We here at Blueprint LSAT Prep like to keep you informed. And not just about law school admissions and LSAT stuff, but also the goings on in the world of law.

Legal cases sometimes make their way into the news, usually because a famous person is involved, but sometimes, and this is pretty rare, no celebrities are involved and the case is just so weird and crazy-sounding readers will click on the headline anyway. This past week there were three such stories: suing your parents for tuition, upskirting and blackout gambling. Let’s do a recap!

Attention: Eighteen-year-old private school rebels! Rachel Canning of New Jersey tried suing her parents for the cost of her tuition and her future college education. How does that happen? Well, her parents cut her off financially.
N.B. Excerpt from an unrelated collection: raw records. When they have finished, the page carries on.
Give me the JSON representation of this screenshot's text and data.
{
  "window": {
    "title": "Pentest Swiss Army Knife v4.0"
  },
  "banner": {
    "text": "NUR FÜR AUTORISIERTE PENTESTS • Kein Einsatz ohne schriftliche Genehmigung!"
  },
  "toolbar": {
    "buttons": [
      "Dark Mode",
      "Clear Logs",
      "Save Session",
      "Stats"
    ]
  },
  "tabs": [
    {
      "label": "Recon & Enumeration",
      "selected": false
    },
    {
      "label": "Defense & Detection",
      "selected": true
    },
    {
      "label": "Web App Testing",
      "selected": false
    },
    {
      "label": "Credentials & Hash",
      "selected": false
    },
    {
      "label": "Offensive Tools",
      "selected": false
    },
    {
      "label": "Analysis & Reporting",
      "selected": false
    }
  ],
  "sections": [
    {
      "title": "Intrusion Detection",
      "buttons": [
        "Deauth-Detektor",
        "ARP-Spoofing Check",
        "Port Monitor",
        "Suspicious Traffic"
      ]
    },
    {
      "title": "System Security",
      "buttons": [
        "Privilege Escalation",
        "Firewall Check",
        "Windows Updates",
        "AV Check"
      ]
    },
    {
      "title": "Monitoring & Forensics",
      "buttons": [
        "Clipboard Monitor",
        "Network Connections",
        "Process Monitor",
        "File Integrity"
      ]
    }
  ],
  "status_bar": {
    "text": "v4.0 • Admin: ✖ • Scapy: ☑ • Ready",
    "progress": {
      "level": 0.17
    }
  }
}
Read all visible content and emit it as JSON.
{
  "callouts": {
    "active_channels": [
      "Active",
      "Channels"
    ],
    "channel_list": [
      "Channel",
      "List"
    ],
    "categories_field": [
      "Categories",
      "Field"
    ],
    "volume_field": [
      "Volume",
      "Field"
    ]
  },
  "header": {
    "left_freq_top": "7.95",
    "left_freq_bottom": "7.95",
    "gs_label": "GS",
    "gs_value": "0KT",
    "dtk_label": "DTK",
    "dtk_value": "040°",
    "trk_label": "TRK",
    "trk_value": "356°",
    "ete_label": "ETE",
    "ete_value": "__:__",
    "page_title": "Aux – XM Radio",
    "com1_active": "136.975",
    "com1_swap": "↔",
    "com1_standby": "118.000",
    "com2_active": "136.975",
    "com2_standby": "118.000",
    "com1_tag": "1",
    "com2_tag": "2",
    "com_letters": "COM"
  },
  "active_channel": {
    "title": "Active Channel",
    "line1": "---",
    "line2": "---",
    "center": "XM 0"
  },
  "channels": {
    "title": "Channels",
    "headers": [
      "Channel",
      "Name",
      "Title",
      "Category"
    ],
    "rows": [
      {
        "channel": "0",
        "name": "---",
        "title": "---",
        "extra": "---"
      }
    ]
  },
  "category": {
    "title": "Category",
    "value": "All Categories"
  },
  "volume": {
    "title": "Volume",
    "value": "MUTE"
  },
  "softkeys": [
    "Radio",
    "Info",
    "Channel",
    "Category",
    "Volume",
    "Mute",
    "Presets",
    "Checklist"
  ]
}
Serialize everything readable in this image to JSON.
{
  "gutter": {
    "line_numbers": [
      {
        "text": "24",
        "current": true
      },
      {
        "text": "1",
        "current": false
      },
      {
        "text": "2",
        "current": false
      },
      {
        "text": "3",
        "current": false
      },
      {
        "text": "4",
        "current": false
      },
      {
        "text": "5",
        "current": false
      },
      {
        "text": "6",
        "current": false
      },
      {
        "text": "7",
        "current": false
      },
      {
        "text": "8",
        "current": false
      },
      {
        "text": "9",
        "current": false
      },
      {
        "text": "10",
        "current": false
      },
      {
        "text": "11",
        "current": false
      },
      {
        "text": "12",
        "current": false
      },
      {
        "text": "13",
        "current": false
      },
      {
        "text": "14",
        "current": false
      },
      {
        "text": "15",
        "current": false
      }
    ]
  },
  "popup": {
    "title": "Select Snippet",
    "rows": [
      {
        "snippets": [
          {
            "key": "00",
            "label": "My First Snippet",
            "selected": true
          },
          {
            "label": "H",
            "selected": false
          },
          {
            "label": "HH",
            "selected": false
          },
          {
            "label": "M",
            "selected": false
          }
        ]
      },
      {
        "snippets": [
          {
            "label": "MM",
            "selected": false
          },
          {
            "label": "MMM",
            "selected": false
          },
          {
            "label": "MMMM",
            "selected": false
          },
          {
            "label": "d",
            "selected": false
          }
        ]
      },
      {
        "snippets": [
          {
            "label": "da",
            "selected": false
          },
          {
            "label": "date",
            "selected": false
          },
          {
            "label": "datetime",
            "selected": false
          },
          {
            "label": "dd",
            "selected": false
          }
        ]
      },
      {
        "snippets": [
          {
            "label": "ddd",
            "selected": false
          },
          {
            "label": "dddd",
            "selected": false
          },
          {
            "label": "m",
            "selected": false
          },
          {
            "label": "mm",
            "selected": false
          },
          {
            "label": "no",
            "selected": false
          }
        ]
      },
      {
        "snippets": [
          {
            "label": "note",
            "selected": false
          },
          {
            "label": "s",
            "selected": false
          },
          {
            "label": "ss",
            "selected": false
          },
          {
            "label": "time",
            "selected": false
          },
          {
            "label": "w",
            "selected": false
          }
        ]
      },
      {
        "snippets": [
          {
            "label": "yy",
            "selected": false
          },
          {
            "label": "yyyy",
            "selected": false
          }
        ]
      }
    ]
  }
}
She said she was kicked out of the house, but her dad argues she voluntarily moved out, “because she didn’t want to follow their house rules concerning curfew and chores.”